* **Your objective**
The records that follow must be repeated exactly, line by line.

======== Material supplied ========

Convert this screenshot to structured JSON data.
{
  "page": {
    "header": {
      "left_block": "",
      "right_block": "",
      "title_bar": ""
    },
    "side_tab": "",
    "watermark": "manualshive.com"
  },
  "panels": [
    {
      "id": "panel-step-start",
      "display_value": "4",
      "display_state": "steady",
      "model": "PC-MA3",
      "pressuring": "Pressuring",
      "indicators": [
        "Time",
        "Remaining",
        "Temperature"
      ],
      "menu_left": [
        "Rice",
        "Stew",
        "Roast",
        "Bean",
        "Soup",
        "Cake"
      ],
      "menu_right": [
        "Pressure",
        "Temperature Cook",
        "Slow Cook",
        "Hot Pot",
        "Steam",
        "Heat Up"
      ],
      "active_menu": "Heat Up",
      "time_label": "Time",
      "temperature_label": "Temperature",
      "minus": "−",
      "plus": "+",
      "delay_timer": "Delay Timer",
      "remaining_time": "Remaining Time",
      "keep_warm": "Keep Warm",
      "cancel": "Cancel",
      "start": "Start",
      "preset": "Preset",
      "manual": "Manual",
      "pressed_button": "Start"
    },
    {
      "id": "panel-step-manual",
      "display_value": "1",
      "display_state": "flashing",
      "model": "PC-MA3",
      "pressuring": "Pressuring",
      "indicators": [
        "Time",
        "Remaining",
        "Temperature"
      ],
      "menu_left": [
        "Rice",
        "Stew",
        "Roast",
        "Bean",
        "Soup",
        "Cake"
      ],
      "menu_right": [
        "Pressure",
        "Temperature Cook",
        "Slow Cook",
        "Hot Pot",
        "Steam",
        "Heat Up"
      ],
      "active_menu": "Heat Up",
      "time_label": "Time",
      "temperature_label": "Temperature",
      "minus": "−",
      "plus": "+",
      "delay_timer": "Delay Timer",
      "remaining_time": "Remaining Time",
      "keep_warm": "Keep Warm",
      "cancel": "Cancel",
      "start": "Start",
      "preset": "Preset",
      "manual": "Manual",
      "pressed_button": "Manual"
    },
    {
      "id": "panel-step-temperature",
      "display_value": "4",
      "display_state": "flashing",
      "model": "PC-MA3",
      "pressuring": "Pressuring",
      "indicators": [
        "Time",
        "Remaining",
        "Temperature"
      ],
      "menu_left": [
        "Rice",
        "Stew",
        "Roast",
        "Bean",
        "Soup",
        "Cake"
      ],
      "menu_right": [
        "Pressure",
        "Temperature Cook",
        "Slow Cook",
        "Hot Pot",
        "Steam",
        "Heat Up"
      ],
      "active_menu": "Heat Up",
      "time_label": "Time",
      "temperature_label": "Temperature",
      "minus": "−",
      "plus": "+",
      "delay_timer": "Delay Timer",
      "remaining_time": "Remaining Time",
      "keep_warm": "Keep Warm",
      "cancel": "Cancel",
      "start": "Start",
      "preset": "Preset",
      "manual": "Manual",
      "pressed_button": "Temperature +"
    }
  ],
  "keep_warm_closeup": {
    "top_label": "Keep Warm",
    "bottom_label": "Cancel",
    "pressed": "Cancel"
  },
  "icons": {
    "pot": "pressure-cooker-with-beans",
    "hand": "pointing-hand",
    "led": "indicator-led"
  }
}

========

* **Response for this exercise**
Convert this screenshot to structured JSON data.
{
  "page": {
    "header": {
      "left_block": "",
      "right_block": "",
      "title_bar": ""
    },
    "side_tab": "",
    "watermark": "manualshive.com"
  },
  "panels": [
    {
      "id": "panel-step-start",
      "display_value": "4",
      "display_state": "steady",
      "model": "PC-MA3",
      "pressuring": "Pressuring",
      "indicators": [
        "Time",
        "Remaining",
        "Temperature"
      ],
      "menu_left": [
        "Rice",
        "Stew",
        "Roast",
        "Bean",
        "Soup",
        "Cake"
      ],
      "menu_right": [
        "Pressure",
        "Temperature Cook",
        "Slow Cook",
        "Hot Pot",
        "Steam",
        "Heat Up"
      ],
      "active_menu": "Heat Up",
      "time_label": "Time",
      "temperature_label": "Temperature",
      "minus": "−",
      "plus": "+",
      "delay_timer": "Delay Timer",
      "remaining_time": "Remaining Time",
      "keep_warm": "Keep Warm",
      "cancel": "Cancel",
      "start": "Start",
      "preset": "Preset",
      "manual": "Manual",
      "pressed_button": "Start"
    },
    {
      "id": "panel-step-manual",
      "display_value": "1",
      "display_state": "flashing",
      "model": "PC-MA3",
      "pressuring": "Pressuring",
      "indicators": [
        "Time",
        "Remaining",
        "Temperature"
      ],
      "menu_left": [
        "Rice",
        "Stew",
        "Roast",
        "Bean",
        "Soup",
        "Cake"
      ],
      "menu_right": [
        "Pressure",
        "Temperature Cook",
        "Slow Cook",
        "Hot Pot",
        "Steam",
        "Heat Up"
      ],
      "active_menu": "Heat Up",
      "time_label": "Time",
      "temperature_label": "Temperature",
      "minus": "−",
      "plus": "+",
      "delay_timer": "Delay Timer",
      "remaining_time": "Remaining Time",
      "keep_warm": "Keep Warm",
      "cancel": "Cancel",
      "start": "Start",
      "preset": "Preset",
      "manual": "Manual",
      "pressed_button": "Manual"
    },
    {
      "id": "panel-step-temperature",
      "display_value": "4",
      "display_state": "flashing",
      "model": "PC-MA3",
      "pressuring": "Pressuring",
      "indicators": [
        "Time",
        "Remaining",
        "Temperature"
      ],
      "menu_left": [
        "Rice",
        "Stew",
        "Roast",
        "Bean",
        "Soup",
        "Cake"
      ],
      "menu_right": [
        "Pressure",
        "Temperature Cook",
        "Slow Cook",
        "Hot Pot",
        "Steam",
        "Heat Up"
      ],
      "active_menu": "Heat Up",
      "time_label": "Time",
      "temperature_label": "Temperature",
      "minus": "−",
      "plus": "+",
      "delay_timer": "Delay Timer",
      "remaining_time": "Remaining Time",
      "keep_warm": "Keep Warm",
      "cancel": "Cancel",
      "start": "Start",
      "preset": "Preset",
      "manual": "Manual",
      "pressed_button": "Temperature +"
    }
  ],
  "keep_warm_closeup": {
    "top_label": "Keep Warm",
    "bottom_label": "Cancel",
    "pressed": "Cancel"
  },
  "icons": {
    "pot": "pressure-cooker-with-beans",
    "hand": "pointing-hand",
    "led": "indicator-led"
  }
}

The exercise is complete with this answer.